» EXERCISE GOAL
Determine the count of lines in the following entries that contain the string "JSON". Write only the number.

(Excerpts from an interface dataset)
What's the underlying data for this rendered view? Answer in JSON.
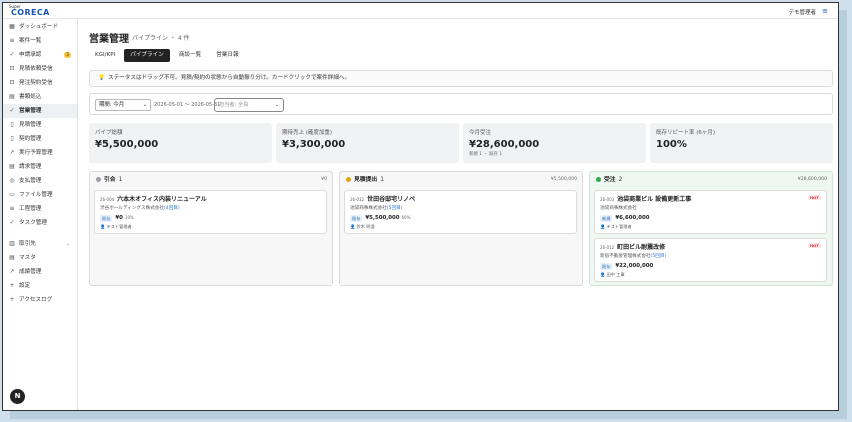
{
  "app": {
    "logo_small": "Super",
    "logo_main": "CORECA",
    "user_name": "デモ管理者",
    "user_icon": "user-menu-icon"
  },
  "sidebar": {
    "items": [
      {
        "icon": "grid-icon",
        "glyph": "▦",
        "label": "ダッシュボード"
      },
      {
        "icon": "list-icon",
        "glyph": "≡",
        "label": "案件一覧"
      },
      {
        "icon": "check-icon",
        "glyph": "✓",
        "label": "申請承認",
        "badge": "3"
      },
      {
        "icon": "inbox-icon",
        "glyph": "⊡",
        "label": "見積依頼受信"
      },
      {
        "icon": "inbox-icon",
        "glyph": "⊡",
        "label": "発注契約受信"
      },
      {
        "icon": "doc-icon",
        "glyph": "▤",
        "label": "書類処込"
      },
      {
        "icon": "check-icon",
        "glyph": "✓",
        "label": "営業管理",
        "active": true
      },
      {
        "icon": "file-icon",
        "glyph": "▯",
        "label": "見積管理"
      },
      {
        "icon": "file-icon",
        "glyph": "▯",
        "label": "契約管理"
      },
      {
        "icon": "trend-icon",
        "glyph": "↗",
        "label": "実行予算管理"
      },
      {
        "icon": "file-icon",
        "glyph": "▤",
        "label": "請求管理"
      },
      {
        "icon": "pay-icon",
        "glyph": "◎",
        "label": "支払管理"
      },
      {
        "icon": "folder-icon",
        "glyph": "▭",
        "label": "ファイル管理"
      },
      {
        "icon": "list-icon",
        "glyph": "≡",
        "label": "工程管理"
      },
      {
        "icon": "check-icon",
        "glyph": "✓",
        "label": "タスク管理"
      }
    ],
    "items2": [
      {
        "icon": "building-icon",
        "glyph": "▥",
        "label": "取引先",
        "chevron": "⌄"
      },
      {
        "icon": "database-icon",
        "glyph": "▤",
        "label": "マスタ"
      },
      {
        "icon": "chart-icon",
        "glyph": "↗",
        "label": "成績管理"
      },
      {
        "icon": "plus-icon",
        "glyph": "+",
        "label": "設定"
      },
      {
        "icon": "plus-icon",
        "glyph": "+",
        "label": "アクセスログ"
      }
    ],
    "bottom_badge": "N"
  },
  "page": {
    "title": "営業管理",
    "subtitle": "パイプライン ・ 4 件"
  },
  "tabs": [
    {
      "label": "KGI/KPI"
    },
    {
      "label": "パイプライン",
      "active": true
    },
    {
      "label": "商談一覧"
    },
    {
      "label": "営業日報"
    }
  ],
  "notice": "ステータスはドラッグ不可。見積/契約の状態から自動振り分け。カードクリックで案件詳細へ。",
  "filters": {
    "period": "期間: 今月",
    "date_range": "2026-05-01 〜 2026-05-31",
    "owner_placeholder": "担当者: 全員"
  },
  "kpis": [
    {
      "label": "パイプ総額",
      "value": "¥5,500,000",
      "sub": ""
    },
    {
      "label": "期待売上 (確度加重)",
      "value": "¥3,300,000",
      "sub": ""
    },
    {
      "label": "今月受注",
      "value": "¥28,600,000",
      "sub": "新規 1 ・ 既存 1"
    },
    {
      "label": "既存リピート率 (6ヶ月)",
      "value": "100%",
      "sub": ""
    }
  ],
  "columns": [
    {
      "name": "引合",
      "count": "1",
      "total": "¥0",
      "dot_color": "#9aa0a6",
      "cards": [
        {
          "code": "26-004",
          "title": "六本木オフィス内装リニューアル",
          "client": "渋谷ホールディングス株式会社",
          "note": "(4回目)",
          "stage": "既存",
          "amount": "¥0",
          "pct": "10%",
          "owner": "テスト管理者"
        }
      ]
    },
    {
      "name": "見積提出",
      "count": "1",
      "total": "¥5,500,000",
      "dot_color": "#e2a400",
      "cards": [
        {
          "code": "26-012",
          "title": "世田谷邸宅リノベ",
          "client": "池袋商事株式会社",
          "note": "(5回目)",
          "stage": "既存",
          "amount": "¥5,500,000",
          "pct": "60%",
          "owner": "鈴木 明澄"
        }
      ]
    },
    {
      "name": "受注",
      "count": "2",
      "total": "¥28,600,000",
      "dot_color": "#34a853",
      "cards": [
        {
          "code": "26-003",
          "title": "池袋商業ビル 設備更新工事",
          "client": "池袋商事株式会社",
          "note": "",
          "stage": "新規",
          "amount": "¥6,600,000",
          "pct": "",
          "owner": "テスト管理者",
          "hot": "HOT"
        },
        {
          "code": "26-012",
          "title": "町田ビル耐震改修",
          "client": "新宿不動産管理株式会社",
          "note": "(5回目)",
          "stage": "既存",
          "amount": "¥22,000,000",
          "pct": "",
          "owner": "田中 工事",
          "hot": "HOT"
        }
      ]
    }
  ]
}
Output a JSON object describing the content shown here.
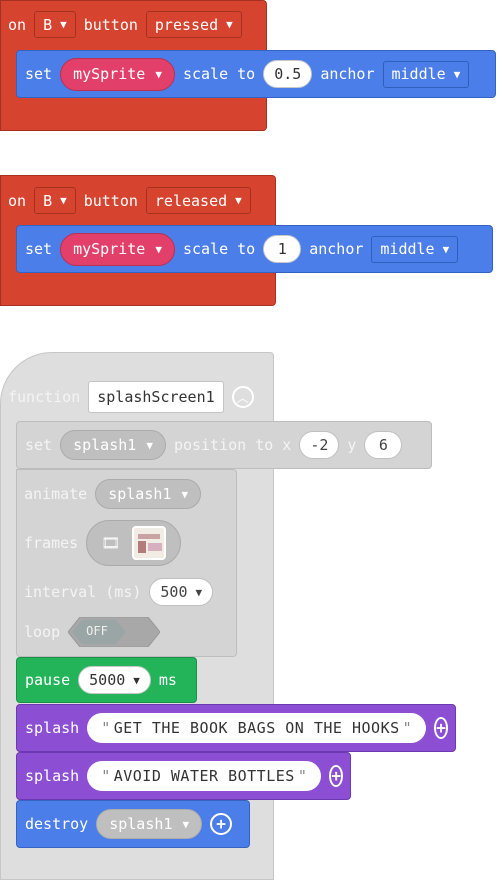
{
  "event_pressed": {
    "on": "on",
    "button": "B",
    "button_word": "button",
    "state": "pressed",
    "set": "set",
    "sprite": "mySprite",
    "scale_to": "scale to",
    "value": "0.5",
    "anchor": "anchor",
    "anchor_value": "middle"
  },
  "event_released": {
    "on": "on",
    "button": "B",
    "button_word": "button",
    "state": "released",
    "set": "set",
    "sprite": "mySprite",
    "scale_to": "scale to",
    "value": "1",
    "anchor": "anchor",
    "anchor_value": "middle"
  },
  "function_block": {
    "keyword": "function",
    "name": "splashScreen1",
    "set_row": {
      "set": "set",
      "sprite": "splash1",
      "position_to_x": "position to x",
      "x": "-2",
      "y_label": "y",
      "y": "6"
    },
    "animate_row": {
      "animate": "animate",
      "sprite": "splash1",
      "frames": "frames",
      "interval": "interval (ms)",
      "interval_value": "500",
      "loop": "loop",
      "loop_state": "OFF"
    },
    "pause_row": {
      "pause": "pause",
      "value": "5000",
      "unit": "ms"
    },
    "splash_rows": [
      {
        "label": "splash",
        "text": "GET THE BOOK BAGS ON THE HOOKS"
      },
      {
        "label": "splash",
        "text": "AVOID WATER BOTTLES"
      }
    ],
    "destroy_row": {
      "destroy": "destroy",
      "sprite": "splash1"
    }
  },
  "colors": {
    "event": "#d6432e",
    "sprite_block": "#4b7ee8",
    "sprite_pill": "#e23f6a",
    "disabled": "#d4d4d4",
    "loops": "#23b45a",
    "game": "#8c4fd4"
  },
  "icons": [
    "caret-down-icon",
    "collapse-icon",
    "film-icon",
    "add-icon",
    "open-quote-icon",
    "close-quote-icon"
  ]
}
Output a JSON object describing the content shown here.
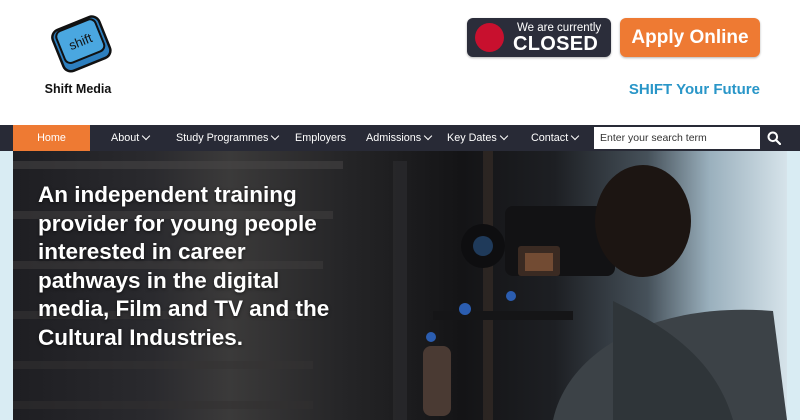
{
  "brand": {
    "name": "Shift Media",
    "logo_key_text": "shift",
    "logo_color": "#4aa7e0"
  },
  "status": {
    "line1": "We are currently",
    "line2": "CLOSED",
    "dot_color": "#c8102e"
  },
  "apply": {
    "label": "Apply Online",
    "color": "#ee7a33"
  },
  "tagline": "SHIFT Your Future",
  "nav": {
    "items": [
      {
        "label": "Home",
        "active": true
      },
      {
        "label": "About",
        "dropdown": true
      },
      {
        "label": "Study Programmes",
        "dropdown": true
      },
      {
        "label": "Employers"
      },
      {
        "label": "Admissions",
        "dropdown": true
      },
      {
        "label": "Key Dates",
        "dropdown": true
      },
      {
        "label": "Contact",
        "dropdown": true
      }
    ],
    "search": {
      "placeholder": "Enter your search term",
      "icon": "search-icon"
    }
  },
  "hero": {
    "headline": "An independent training provider for young people interested in career pathways in the digital media, Film and TV and the Cultural Industries."
  }
}
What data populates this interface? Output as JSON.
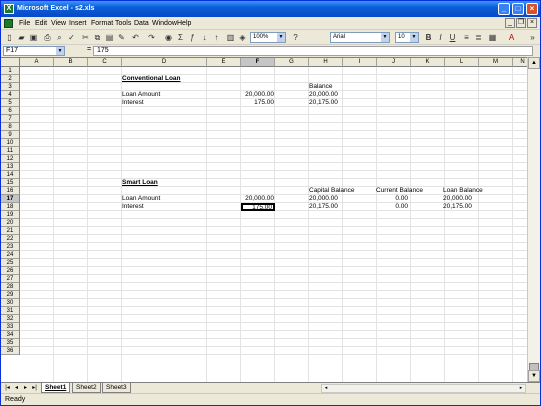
{
  "window": {
    "title": "Microsoft Excel - s2.xls"
  },
  "menu": [
    "File",
    "Edit",
    "View",
    "Insert",
    "Format",
    "Tools",
    "Data",
    "Window",
    "Help"
  ],
  "toolbar": {
    "zoom": "100%",
    "font": "Arial",
    "size": "10"
  },
  "formula_bar": {
    "name_box": "F17",
    "fx": "=",
    "value": "175"
  },
  "columns": [
    "A",
    "B",
    "C",
    "D",
    "E",
    "F",
    "G",
    "H",
    "I",
    "J",
    "K",
    "L",
    "M",
    "N"
  ],
  "rows": [
    "1",
    "2",
    "3",
    "4",
    "5",
    "6",
    "7",
    "8",
    "9",
    "10",
    "11",
    "12",
    "13",
    "14",
    "15",
    "16",
    "17",
    "18",
    "19",
    "20",
    "21",
    "22",
    "23",
    "24",
    "25",
    "26",
    "27",
    "28",
    "29",
    "30",
    "31",
    "32",
    "33",
    "34",
    "35",
    "36"
  ],
  "cells": {
    "d2": "Conventional Loan",
    "h3": "Balance",
    "d4": "Loan Amount",
    "f4": "20,000.00",
    "h4": "20,000.00",
    "d5": "Interest",
    "f5": "175.00",
    "h5": "20,175.00",
    "d14": "Smart Loan",
    "h15": "Capital Balance",
    "j15": "Current Balance",
    "l15": "Loan Balance",
    "d16": "Loan Amount",
    "f16": "20,000.00",
    "h16": "20,000.00",
    "j16": "0.00",
    "l16": "20,000.00",
    "d17": "Interest",
    "f17": "175.00",
    "h17": "20,175.00",
    "j17": "0.00",
    "l17": "20,175.00"
  },
  "sheets": [
    "Sheet1",
    "Sheet2",
    "Sheet3"
  ],
  "status": "Ready"
}
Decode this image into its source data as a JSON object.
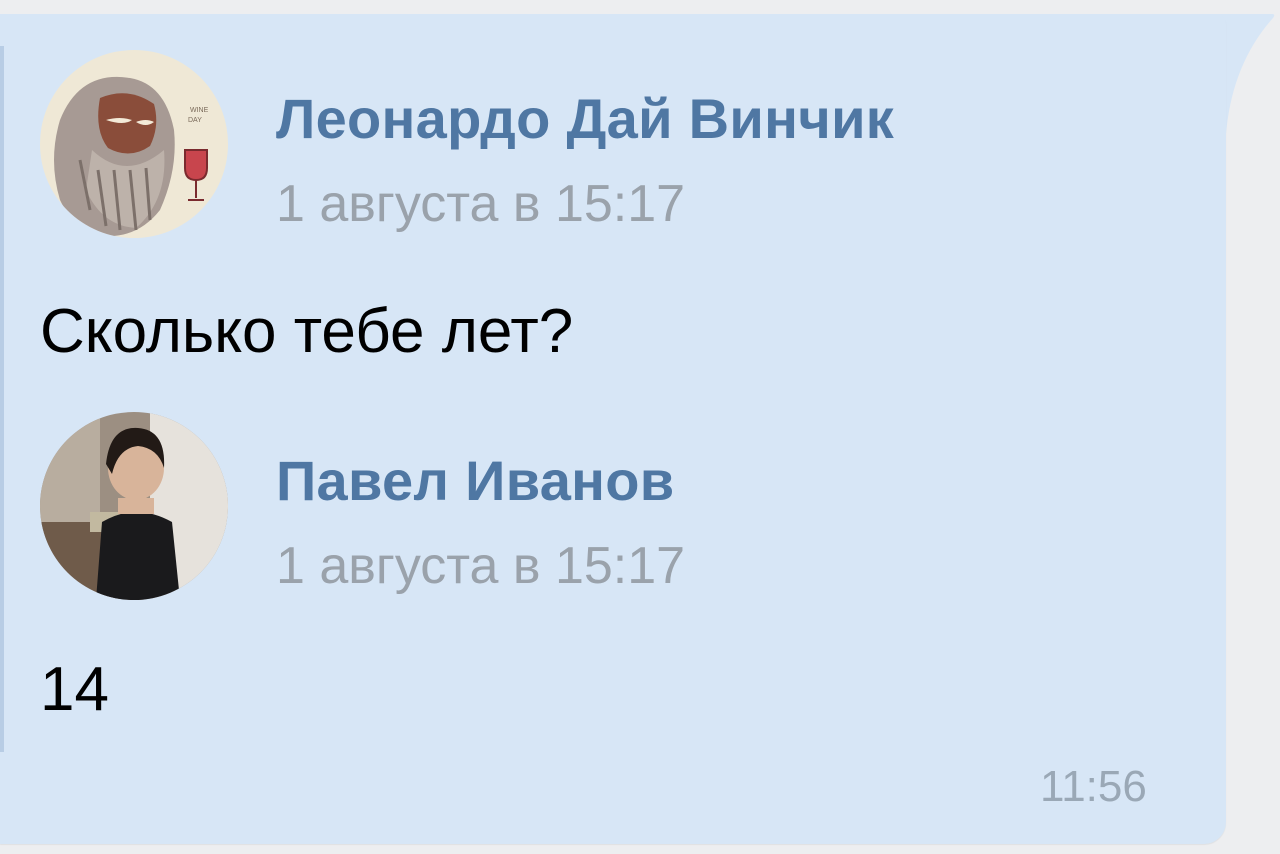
{
  "colors": {
    "background": "#edeef0",
    "bubble": "#d7e6f6",
    "author_link": "#4f77a3",
    "date_text": "#9aa2ab",
    "message_text": "#000000",
    "time_text": "#9aa8b6"
  },
  "forwarded": [
    {
      "author": "Леонардо Дай Винчик",
      "date": "1 августа в 15:17",
      "text": "Сколько тебе лет?",
      "avatar_icon": "avatar-leonardo-wine"
    },
    {
      "author": "Павел Иванов",
      "date": "1 августа в 15:17",
      "text": "14",
      "avatar_icon": "avatar-user-photo"
    }
  ],
  "message": {
    "time": "11:56"
  }
}
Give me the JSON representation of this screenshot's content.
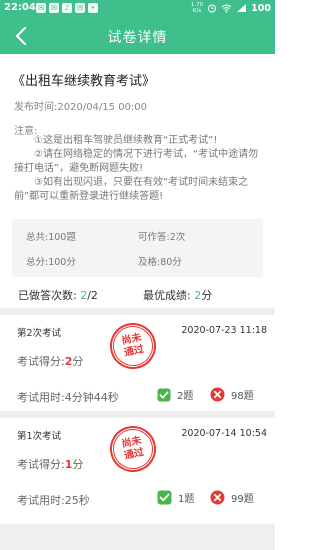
{
  "status_bar": {
    "time": "22:04",
    "network_speed_top": "1.70",
    "network_speed_bottom": "K/s",
    "battery": "100"
  },
  "app_bar": {
    "title": "试卷详情",
    "back_icon": "chevron-left-icon"
  },
  "exam": {
    "title": "《出租车继续教育考试》",
    "publish_label": "发布时间:",
    "publish_time": "2020/04/15 00:00",
    "notice_label": "注意:",
    "notice_lines": [
      "①这是出租车驾驶员继续教育“正式考试”!",
      "②请在网络稳定的情况下进行考试，“考试中途请勿接打电话”，避免断网题失败!",
      "③如有出现闪退，只要在有效“考试时间未结束之前”都可以重新登录进行继续答题!"
    ]
  },
  "stats": {
    "total_questions": "总共:100题",
    "attempts_allowed": "可作答:2次",
    "total_score": "总分:100分",
    "pass_score": "及格:80分"
  },
  "summary": {
    "done_label": "已做答次数:",
    "done_value": "2",
    "done_total": "/2",
    "best_label": "最优成绩:",
    "best_value": "2",
    "best_unit": "分"
  },
  "records": [
    {
      "name": "第2次考试",
      "date": "2020-07-23 11:18",
      "score_label": "考试得分:",
      "score_value": "2",
      "score_unit": "分",
      "stamp_line1": "尚未",
      "stamp_line2": "通过",
      "time_used": "考试用时:4分钟44秒",
      "correct": "2题",
      "wrong": "98题"
    },
    {
      "name": "第1次考试",
      "date": "2020-07-14 10:54",
      "score_label": "考试得分:",
      "score_value": "1",
      "score_unit": "分",
      "stamp_line1": "尚未",
      "stamp_line2": "通过",
      "time_used": "考试用时:25秒",
      "correct": "1题",
      "wrong": "99题"
    }
  ],
  "colors": {
    "brand": "#3fbf8b",
    "fail_red": "#e53935",
    "correct_green": "#49b649"
  }
}
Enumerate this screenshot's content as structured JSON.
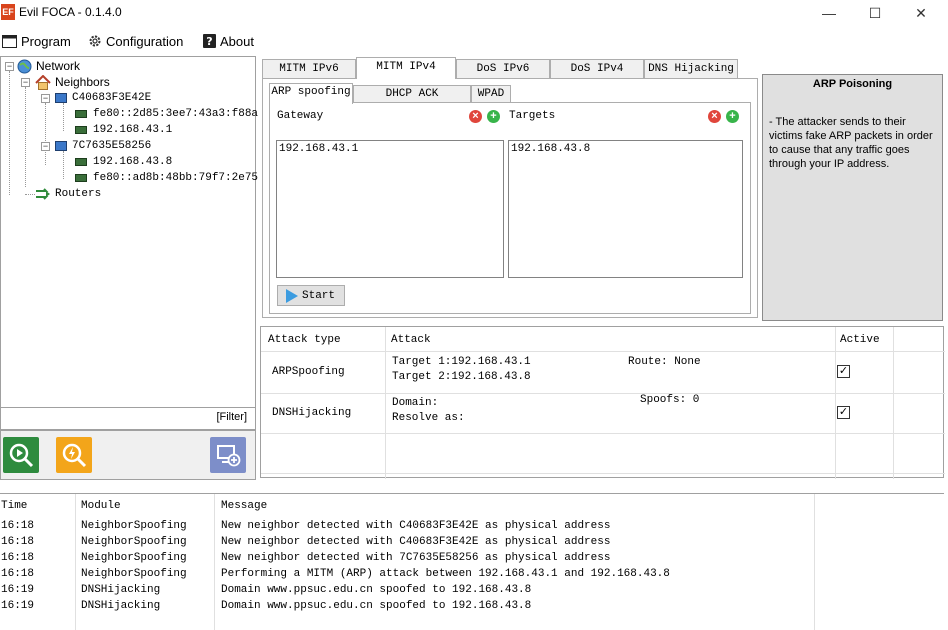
{
  "window": {
    "title": "Evil FOCA - 0.1.4.0",
    "icon_text": "EF",
    "minimize": "—",
    "maximize": "☐",
    "close": "✕"
  },
  "menu": {
    "program": "Program",
    "configuration": "Configuration",
    "about": "About"
  },
  "tree": {
    "root": "Network",
    "neighbors": "Neighbors",
    "hosts": [
      {
        "name": "C40683F3E42E",
        "addresses": [
          "fe80::2d85:3ee7:43a3:f88a",
          "192.168.43.1"
        ]
      },
      {
        "name": "7C7635E58256",
        "addresses": [
          "192.168.43.8",
          "fe80::ad8b:48bb:79f7:2e75"
        ]
      }
    ],
    "routers": "Routers",
    "filter": "[Filter]"
  },
  "tabs": {
    "main": [
      "MITM IPv6",
      "MITM IPv4",
      "DoS IPv6",
      "DoS IPv4",
      "DNS Hijacking"
    ],
    "sub": [
      "ARP spoofing",
      "DHCP ACK Injection",
      "WPAD"
    ]
  },
  "arp": {
    "gateway_label": "Gateway",
    "targets_label": "Targets",
    "gateway_items": [
      "192.168.43.1"
    ],
    "target_items": [
      "192.168.43.8"
    ],
    "start": "Start"
  },
  "description": {
    "title": "ARP Poisoning",
    "text": "- The attacker sends to their victims fake ARP packets in order to cause that any traffic goes through your IP address."
  },
  "attacks": {
    "headers": {
      "type": "Attack type",
      "attack": "Attack",
      "active": "Active"
    },
    "rows": [
      {
        "type": "ARPSpoofing",
        "line1": "Target 1:192.168.43.1",
        "line2": "Target 2:192.168.43.8",
        "extra": "Route: None",
        "active": "✓"
      },
      {
        "type": "DNSHijacking",
        "line1": "Domain:",
        "line2": "Resolve as:",
        "extra": "Spoofs: 0",
        "active": "✓"
      }
    ]
  },
  "log": {
    "headers": {
      "time": "Time",
      "module": "Module",
      "message": "Message"
    },
    "rows": [
      {
        "time": "16:18",
        "module": "NeighborSpoofing",
        "message": "New neighbor detected with C40683F3E42E as physical address"
      },
      {
        "time": "16:18",
        "module": "NeighborSpoofing",
        "message": "New neighbor detected with C40683F3E42E as physical address"
      },
      {
        "time": "16:18",
        "module": "NeighborSpoofing",
        "message": "New neighbor detected with 7C7635E58256 as physical address"
      },
      {
        "time": "16:18",
        "module": "NeighborSpoofing",
        "message": "Performing a MITM (ARP) attack between 192.168.43.1 and 192.168.43.8"
      },
      {
        "time": "16:19",
        "module": "DNSHijacking",
        "message": "Domain www.ppsuc.edu.cn spoofed to 192.168.43.8"
      },
      {
        "time": "16:19",
        "module": "DNSHijacking",
        "message": "Domain www.ppsuc.edu.cn spoofed to 192.168.43.8"
      }
    ]
  }
}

» WRITTEN ANSWER
7